#### [EXERCISE DETAILS]
Across the data below, state how many lines hold "Karty", and reply with nothing but that number.

***** SOURCE MATERIAL

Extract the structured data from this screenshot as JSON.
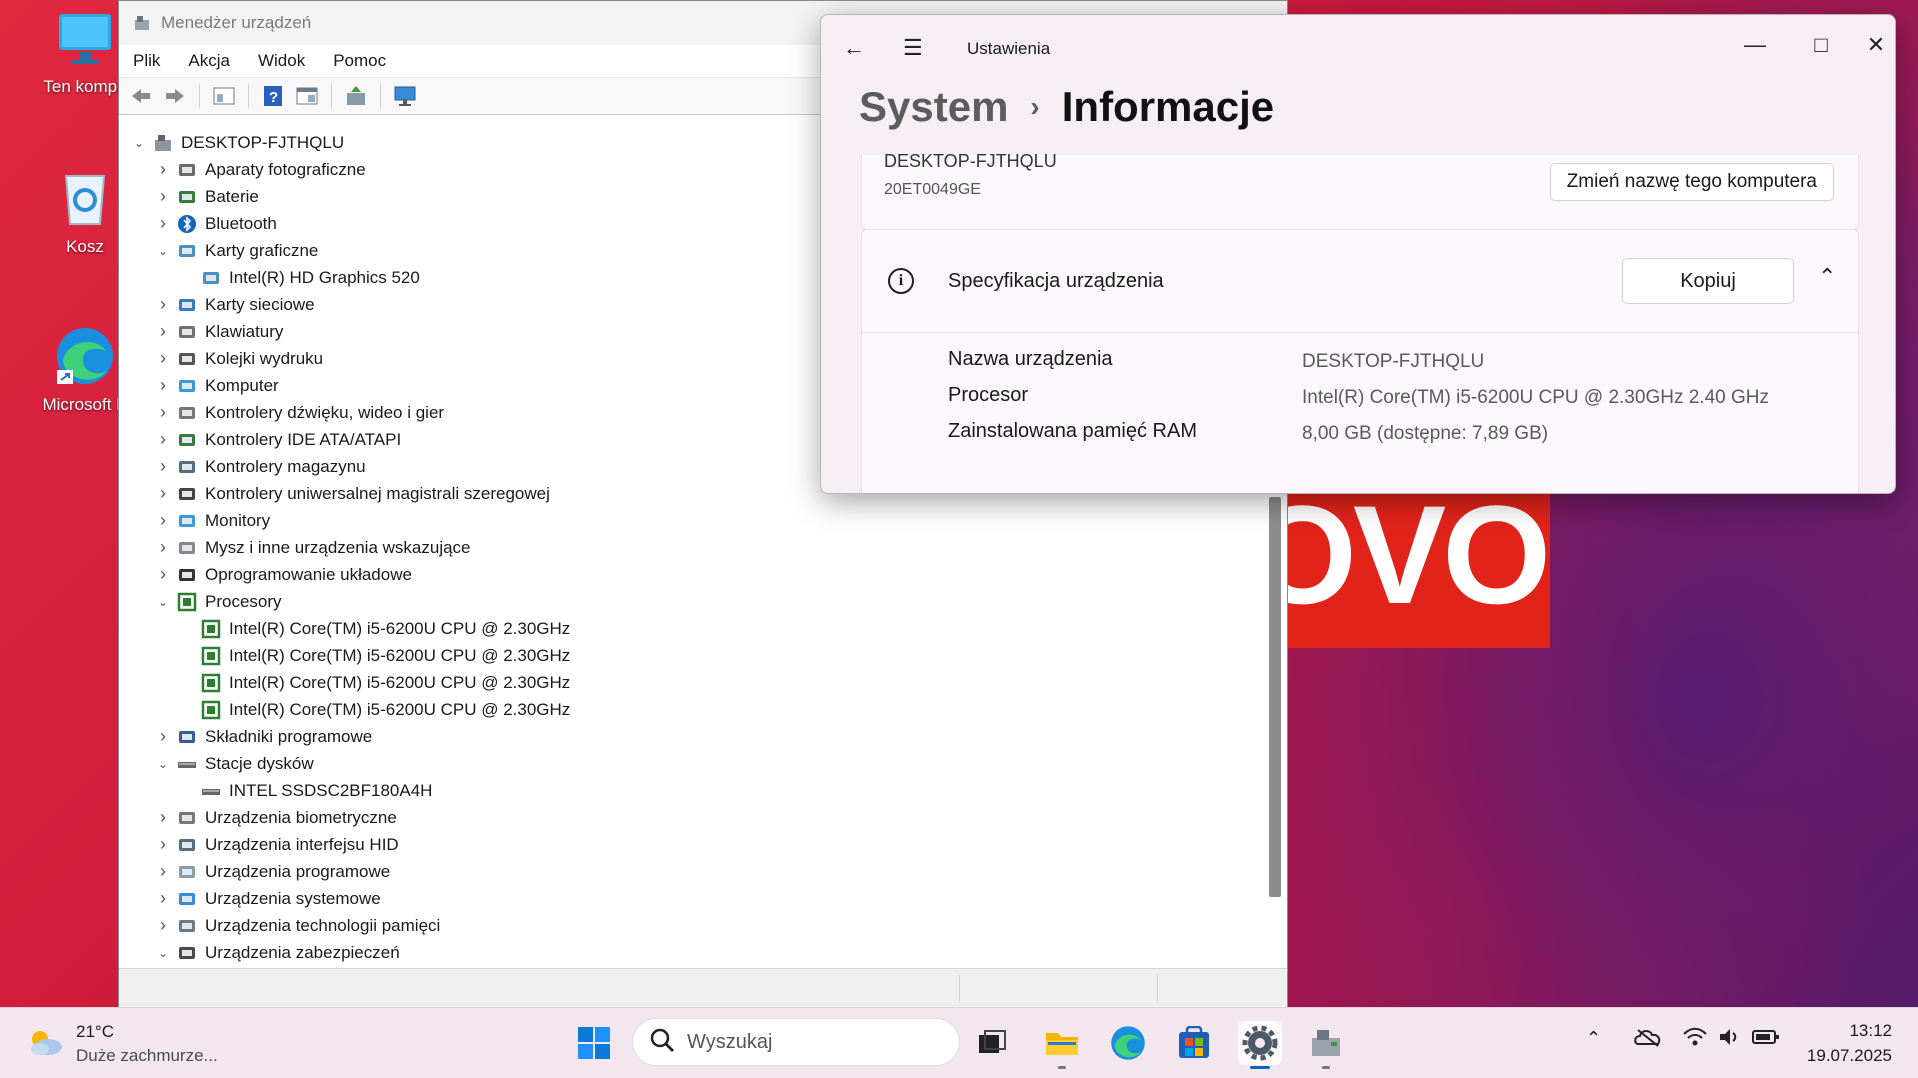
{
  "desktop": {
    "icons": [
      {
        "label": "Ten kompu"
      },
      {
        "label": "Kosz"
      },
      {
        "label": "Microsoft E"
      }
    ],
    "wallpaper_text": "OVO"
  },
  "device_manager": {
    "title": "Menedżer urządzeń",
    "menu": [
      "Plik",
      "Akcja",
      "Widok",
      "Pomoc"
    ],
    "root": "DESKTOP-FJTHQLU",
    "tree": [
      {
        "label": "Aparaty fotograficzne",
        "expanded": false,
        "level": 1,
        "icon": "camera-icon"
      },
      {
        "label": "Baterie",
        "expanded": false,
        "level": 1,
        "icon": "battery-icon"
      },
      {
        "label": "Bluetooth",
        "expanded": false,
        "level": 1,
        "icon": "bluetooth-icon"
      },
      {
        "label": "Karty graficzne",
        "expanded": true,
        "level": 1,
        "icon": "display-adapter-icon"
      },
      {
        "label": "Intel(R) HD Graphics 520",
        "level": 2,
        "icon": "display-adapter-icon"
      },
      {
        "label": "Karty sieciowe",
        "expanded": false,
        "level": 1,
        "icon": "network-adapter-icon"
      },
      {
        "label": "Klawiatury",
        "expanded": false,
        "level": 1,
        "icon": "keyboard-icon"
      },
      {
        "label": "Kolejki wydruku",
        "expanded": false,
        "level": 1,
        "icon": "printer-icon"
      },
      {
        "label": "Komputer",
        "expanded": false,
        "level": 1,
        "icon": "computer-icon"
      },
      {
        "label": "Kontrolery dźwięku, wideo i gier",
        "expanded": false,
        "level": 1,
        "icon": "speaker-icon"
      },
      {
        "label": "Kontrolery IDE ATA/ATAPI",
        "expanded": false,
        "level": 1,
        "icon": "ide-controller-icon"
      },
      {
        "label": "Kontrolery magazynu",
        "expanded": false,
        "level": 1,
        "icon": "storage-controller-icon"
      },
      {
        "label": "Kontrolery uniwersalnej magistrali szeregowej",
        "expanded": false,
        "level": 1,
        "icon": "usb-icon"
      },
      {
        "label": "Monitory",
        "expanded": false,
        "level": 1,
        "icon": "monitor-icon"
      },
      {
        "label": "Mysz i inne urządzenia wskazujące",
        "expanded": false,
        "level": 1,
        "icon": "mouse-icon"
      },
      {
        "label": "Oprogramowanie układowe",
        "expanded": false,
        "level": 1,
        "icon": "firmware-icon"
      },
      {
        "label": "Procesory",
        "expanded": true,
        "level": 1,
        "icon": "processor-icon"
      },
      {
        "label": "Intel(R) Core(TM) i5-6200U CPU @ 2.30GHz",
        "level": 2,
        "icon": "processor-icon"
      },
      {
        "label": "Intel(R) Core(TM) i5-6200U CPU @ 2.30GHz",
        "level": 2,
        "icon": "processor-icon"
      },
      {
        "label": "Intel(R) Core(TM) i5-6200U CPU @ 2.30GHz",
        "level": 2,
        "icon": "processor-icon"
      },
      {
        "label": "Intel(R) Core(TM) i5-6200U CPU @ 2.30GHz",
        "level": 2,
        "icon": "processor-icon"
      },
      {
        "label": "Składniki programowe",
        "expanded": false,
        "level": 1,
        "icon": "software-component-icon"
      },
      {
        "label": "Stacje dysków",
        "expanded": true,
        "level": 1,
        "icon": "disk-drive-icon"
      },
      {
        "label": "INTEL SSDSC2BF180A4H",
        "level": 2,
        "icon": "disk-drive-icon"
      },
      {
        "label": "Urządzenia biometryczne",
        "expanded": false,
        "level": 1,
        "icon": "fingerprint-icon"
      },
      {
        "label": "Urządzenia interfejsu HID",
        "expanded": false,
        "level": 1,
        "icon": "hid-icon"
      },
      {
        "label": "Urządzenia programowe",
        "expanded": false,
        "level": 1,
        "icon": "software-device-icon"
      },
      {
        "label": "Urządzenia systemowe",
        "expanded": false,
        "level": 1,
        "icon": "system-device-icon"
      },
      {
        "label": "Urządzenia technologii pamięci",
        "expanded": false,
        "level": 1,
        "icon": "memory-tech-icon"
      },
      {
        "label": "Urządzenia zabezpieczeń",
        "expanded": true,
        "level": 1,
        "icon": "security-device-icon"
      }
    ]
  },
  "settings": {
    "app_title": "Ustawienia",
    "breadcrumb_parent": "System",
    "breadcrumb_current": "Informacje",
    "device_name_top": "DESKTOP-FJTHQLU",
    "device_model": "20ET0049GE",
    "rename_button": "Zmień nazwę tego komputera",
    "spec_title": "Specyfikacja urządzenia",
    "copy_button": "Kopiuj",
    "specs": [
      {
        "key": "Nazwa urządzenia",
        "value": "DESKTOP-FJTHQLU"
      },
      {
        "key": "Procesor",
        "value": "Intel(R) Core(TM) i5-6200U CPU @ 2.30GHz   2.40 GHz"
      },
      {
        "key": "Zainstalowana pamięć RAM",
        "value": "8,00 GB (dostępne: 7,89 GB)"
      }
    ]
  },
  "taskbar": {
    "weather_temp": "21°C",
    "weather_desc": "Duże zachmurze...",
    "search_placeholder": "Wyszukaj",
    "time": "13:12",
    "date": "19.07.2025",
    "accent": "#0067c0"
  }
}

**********

#### [ANSWER AREA]
2